by Rick Marsi, Ithaca Journal, link to original post
Hear now these words, always greeted by me with great pleasure: “Come outside. An owl is hooting.”
I heard them this week. It was nighttime. The windows were closed. On the TV, my Mets once again were in full-stumble mode. Outside, on the screen porch, facing south toward a forest, my spouse sat and let nature wash away long hours at work. Crickets chirped, as they do at this time of the year. A lazy full moon hadn’t arched its way into the sky. So the world my wife looked at was dark, save for flickering flames from a few little glass-enclosed candles.
Then it came, rolling thick, round and full down the hill, through our towering oaks, through ash leaves that were starting to turn: a deep, muffled hooting — hoo-hoo, hoo-hoo-hoooo — a great horned owl sending out signals.
After 38 years of putting up with yours truly, my wife, Jan, knows my passion for owls. Great horned owls pull especially hard. The reason — aside from their sheer daunting presence — is that decades ago, when this column began, it began with these birds as its subject. Jan illustrated the column back then. Her painting depicted an owl peering over the lip of its nest, ear tufts perked to attention, giant eyes fixed on someone intruding.
I wrote about the eerie and magical feeling of walking the woods on a night in December and hearing great horned owls in full courtship mode, calling out to each other — this time through bare tree trunks and branches.
That first column appeared in April 1980. The previous winter, owls hooted in woods all around us. Ten years or so later, they stopped. Just like that. No more hooting. Sounds of silence rang loud in our forest.
Although gone from the woodlands surrounding my home, great horned owls still popped up on occasion. Because they nest in winter, their bulky stick nests can be seen in the forks of tall trees. One nest I watched in the mid-’90s towered over a neighborhood. In a column describing it, I wrote, “High in a tree, overlooking swing sets, yellow eyes looked out over the suburbs. These were huge raptor eyes, lumps of gold set like stones in the head of a killing machine.”
I’ve encountered these birds in the high Andes Mountains. I’ve found them in daylight, tucked within dense white pines, surrounded by crow mobs incensed at their presence, berating them loudly as they tried to sleep noontime away. I’ve encountered them perched on dead trees as I’ve floated down rivers. But, the truth is, the best great horned owl was this last one, hooting down to our porch through the night.

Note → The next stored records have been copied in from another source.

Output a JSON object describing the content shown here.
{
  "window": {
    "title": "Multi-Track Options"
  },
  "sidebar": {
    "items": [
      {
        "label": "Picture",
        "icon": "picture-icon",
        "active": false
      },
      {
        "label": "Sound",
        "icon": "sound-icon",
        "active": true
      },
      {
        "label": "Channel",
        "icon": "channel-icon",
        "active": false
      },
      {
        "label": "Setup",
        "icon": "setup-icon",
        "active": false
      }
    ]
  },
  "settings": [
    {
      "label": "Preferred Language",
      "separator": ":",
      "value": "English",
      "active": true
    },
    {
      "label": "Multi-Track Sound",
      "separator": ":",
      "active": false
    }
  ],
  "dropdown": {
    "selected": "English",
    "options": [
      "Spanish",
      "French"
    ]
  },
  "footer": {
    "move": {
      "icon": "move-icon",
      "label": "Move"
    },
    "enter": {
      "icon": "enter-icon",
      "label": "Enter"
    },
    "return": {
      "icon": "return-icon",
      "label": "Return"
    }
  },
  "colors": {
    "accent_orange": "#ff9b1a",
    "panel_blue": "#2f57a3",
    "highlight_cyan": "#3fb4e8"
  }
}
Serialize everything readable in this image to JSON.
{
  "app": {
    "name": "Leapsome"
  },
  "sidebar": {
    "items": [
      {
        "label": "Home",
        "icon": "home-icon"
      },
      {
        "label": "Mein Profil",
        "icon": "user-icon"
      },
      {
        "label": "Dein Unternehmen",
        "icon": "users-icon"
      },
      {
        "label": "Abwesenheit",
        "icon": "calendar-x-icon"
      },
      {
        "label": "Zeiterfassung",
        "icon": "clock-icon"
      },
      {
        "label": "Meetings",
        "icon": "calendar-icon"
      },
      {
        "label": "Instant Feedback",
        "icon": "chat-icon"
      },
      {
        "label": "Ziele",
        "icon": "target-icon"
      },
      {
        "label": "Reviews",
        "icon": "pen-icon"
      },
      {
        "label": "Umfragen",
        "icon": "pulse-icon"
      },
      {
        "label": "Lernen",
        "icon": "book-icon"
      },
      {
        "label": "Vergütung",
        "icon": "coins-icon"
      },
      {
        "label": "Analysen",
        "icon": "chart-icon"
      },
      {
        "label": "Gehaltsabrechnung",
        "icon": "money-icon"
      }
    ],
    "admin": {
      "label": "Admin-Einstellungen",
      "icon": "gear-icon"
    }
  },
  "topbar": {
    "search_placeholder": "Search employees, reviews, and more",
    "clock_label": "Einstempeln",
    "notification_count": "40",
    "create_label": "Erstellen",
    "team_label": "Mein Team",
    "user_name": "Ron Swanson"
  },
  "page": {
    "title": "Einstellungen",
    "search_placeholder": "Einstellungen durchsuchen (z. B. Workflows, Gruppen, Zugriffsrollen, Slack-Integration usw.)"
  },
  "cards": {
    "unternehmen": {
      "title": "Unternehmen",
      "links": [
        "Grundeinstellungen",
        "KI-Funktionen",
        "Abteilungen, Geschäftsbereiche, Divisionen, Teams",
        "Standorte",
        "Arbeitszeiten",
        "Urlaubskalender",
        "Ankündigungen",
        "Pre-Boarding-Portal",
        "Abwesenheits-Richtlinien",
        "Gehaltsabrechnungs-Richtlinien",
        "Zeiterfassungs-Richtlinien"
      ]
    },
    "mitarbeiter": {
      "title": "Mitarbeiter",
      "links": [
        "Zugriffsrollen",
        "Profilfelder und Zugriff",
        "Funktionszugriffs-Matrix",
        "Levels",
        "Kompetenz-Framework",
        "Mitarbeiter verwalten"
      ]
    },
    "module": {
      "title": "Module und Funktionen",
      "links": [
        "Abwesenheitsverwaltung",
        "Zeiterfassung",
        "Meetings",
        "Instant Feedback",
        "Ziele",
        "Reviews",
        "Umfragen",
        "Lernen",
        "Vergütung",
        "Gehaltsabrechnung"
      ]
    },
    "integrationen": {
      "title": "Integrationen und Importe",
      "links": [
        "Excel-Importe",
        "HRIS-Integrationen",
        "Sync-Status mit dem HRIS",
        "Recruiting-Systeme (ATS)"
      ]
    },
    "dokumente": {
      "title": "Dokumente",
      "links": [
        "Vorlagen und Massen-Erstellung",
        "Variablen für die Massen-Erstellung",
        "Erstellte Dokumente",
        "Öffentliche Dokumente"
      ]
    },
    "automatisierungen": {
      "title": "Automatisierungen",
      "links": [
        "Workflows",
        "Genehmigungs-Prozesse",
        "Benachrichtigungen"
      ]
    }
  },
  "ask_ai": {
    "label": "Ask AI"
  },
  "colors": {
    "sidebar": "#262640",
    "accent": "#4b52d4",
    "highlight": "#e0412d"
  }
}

Hoo-hoo, hoo-hoo-hoooo. Loud and clear through the darkness. Then a pause of 10 seconds. Then again, hoo-hoo, hoo-hoo-hoooo. (Click here for a web site where you play this call.) The show lasted a half-hour or more. While we sat there and listened, our thoughts didn’t dwell on the passing of time — how fast 31 years of this column had seemed to fly by. Instead, we just let those hoots wash over us, being one with our owl in the moment.
Marsi is a freelance writer from Vestal. E-mail him at email@example.com.